How can you become the church you dream of? By talking about what you already do well, according to the creators of the Appreciating Church programme
In 2009, Jane Weedon had been the minster of her church in Welwyn Garden City for two years, and she had a problem. Despite her best efforts, she could not get the congregation to talk about the future of the church. They were happy to talk about their past, before huge changes in local industry reduced their numbers, but were reluctant to look to the future, as if afraid that they didn’t have one.
Then she read a book by Mark Lau Branson, Memories, Hopes and Conversations and was inspired. The book takes the principles of appreciative inquiry (AI) – which aims to transform organisations through more positive conversation – and applies them to church life. Used in international development and public sector organisations across the world since it was developed in the 1980s, AI helps groups to see their strengths and build on them, rather than focusing on problems. It starts by finding the right question to open a conversation, looks for the positive core of the organisation, and uses what people know they can do well to tackle what they want to do better. The book outlines how these principles can be used in churches, and Jane introduced them in Welwyn.

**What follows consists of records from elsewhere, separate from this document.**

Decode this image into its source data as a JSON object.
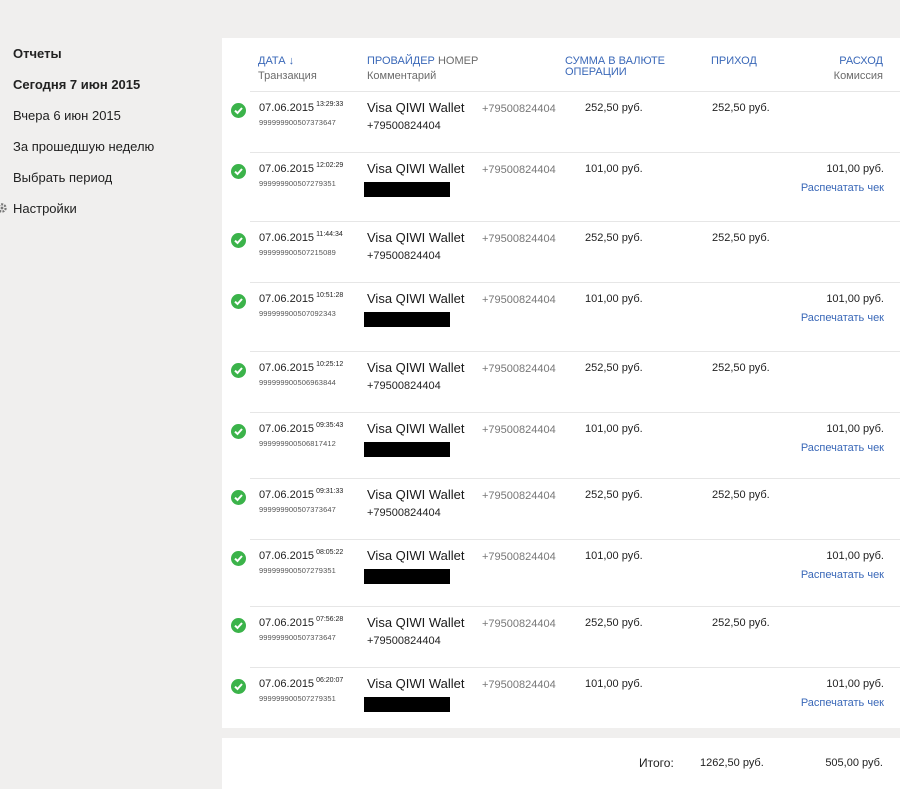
{
  "sidebar": {
    "items": [
      {
        "label": "Отчеты"
      },
      {
        "label": "Сегодня 7 июн 2015"
      },
      {
        "label": "Вчера 6 июн 2015"
      },
      {
        "label": "За прошедшую неделю"
      },
      {
        "label": "Выбрать период"
      },
      {
        "label": "Настройки",
        "icon": "gear-icon"
      }
    ]
  },
  "table": {
    "headers": {
      "date": "ДАТА ↓",
      "transaction": "Транзакция",
      "provider": "ПРОВАЙДЕР",
      "number": "НОМЕР",
      "comment": "Комментарий",
      "amount_line1": "СУММА В ВАЛЮТЕ",
      "amount_line2": "ОПЕРАЦИИ",
      "income": "ПРИХОД",
      "expense": "РАСХОД",
      "commission": "Комиссия"
    },
    "rows": [
      {
        "date": "07.06.2015",
        "time": "13:29:33",
        "txid": "99999990050737364​7",
        "provider": "Visa QIWI Wallet",
        "number": "+79500824404",
        "comment": "+79500824404",
        "amount": "252,50 руб.",
        "income": "252,50 руб.",
        "expense": "",
        "print": ""
      },
      {
        "date": "07.06.2015",
        "time": "12:02:29",
        "txid": "999999900507279351",
        "provider": "Visa QIWI Wallet",
        "number": "+79500824404",
        "comment": "",
        "amount": "101,00 руб.",
        "income": "",
        "expense": "101,00 руб.",
        "print": "Распечатать чек"
      },
      {
        "date": "07.06.2015",
        "time": "11:44:34",
        "txid": "999999900507215089",
        "provider": "Visa QIWI Wallet",
        "number": "+79500824404",
        "comment": "+79500824404",
        "amount": "252,50 руб.",
        "income": "252,50 руб.",
        "expense": "",
        "print": ""
      },
      {
        "date": "07.06.2015",
        "time": "10:51:28",
        "txid": "999999900507092343",
        "provider": "Visa QIWI Wallet",
        "number": "+79500824404",
        "comment": "",
        "amount": "101,00 руб.",
        "income": "",
        "expense": "101,00 руб.",
        "print": "Распечатать чек"
      },
      {
        "date": "07.06.2015",
        "time": "10:25:12",
        "txid": "999999900506963844",
        "provider": "Visa QIWI Wallet",
        "number": "+79500824404",
        "comment": "+79500824404",
        "amount": "252,50 руб.",
        "income": "252,50 руб.",
        "expense": "",
        "print": ""
      },
      {
        "date": "07.06.2015",
        "time": "09:35:43",
        "txid": "999999900506817412",
        "provider": "Visa QIWI Wallet",
        "number": "+79500824404",
        "comment": "",
        "amount": "101,00 руб.",
        "income": "",
        "expense": "101,00 руб.",
        "print": "Распечатать чек"
      },
      {
        "date": "07.06.2015",
        "time": "09:31:33",
        "txid": "999999900507373647",
        "provider": "Visa QIWI Wallet",
        "number": "+79500824404",
        "comment": "+79500824404",
        "amount": "252,50 руб.",
        "income": "252,50 руб.",
        "expense": "",
        "print": ""
      },
      {
        "date": "07.06.2015",
        "time": "08:05:22",
        "txid": "999999900507279351",
        "provider": "Visa QIWI Wallet",
        "number": "+79500824404",
        "comment": "",
        "amount": "101,00 руб.",
        "income": "",
        "expense": "101,00 руб.",
        "print": "Распечатать чек"
      },
      {
        "date": "07.06.2015",
        "time": "07:56:28",
        "txid": "999999900507373647",
        "provider": "Visa QIWI Wallet",
        "number": "+79500824404",
        "comment": "+79500824404",
        "amount": "252,50 руб.",
        "income": "252,50 руб.",
        "expense": "",
        "print": ""
      },
      {
        "date": "07.06.2015",
        "time": "06:20:07",
        "txid": "999999900507279351",
        "provider": "Visa QIWI Wallet",
        "number": "+79500824404",
        "comment": "",
        "amount": "101,00 руб.",
        "income": "",
        "expense": "101,00 руб.",
        "print": "Распечатать чек"
      }
    ]
  },
  "totals": {
    "label": "Итого:",
    "income": "1262,50 руб.",
    "expense": "505,00 руб."
  },
  "colors": {
    "accent": "#3a68b8",
    "success": "#3bb34a",
    "background": "#f0efee"
  }
}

Jane called the process ‘Collecting the Stones’, inspired by the Bible story of Joshua setting up 12 stones at the point where the Israelites entered the Promised Land, to keep the story alive. The plan was to investigate and develop the church’s vision for the future. Elders were trained in AI, and they came up with questions to ask every member of the church – good questions which got members enthused about possibilities and dreams, rather than focusing on problems. Cafe discussion mornings followed, exploring the themes that emerged from the questions, and so the church ended up with a series of ‘provocative proposals’ about their future…
This is an extract from the November 2016 edition of Reform.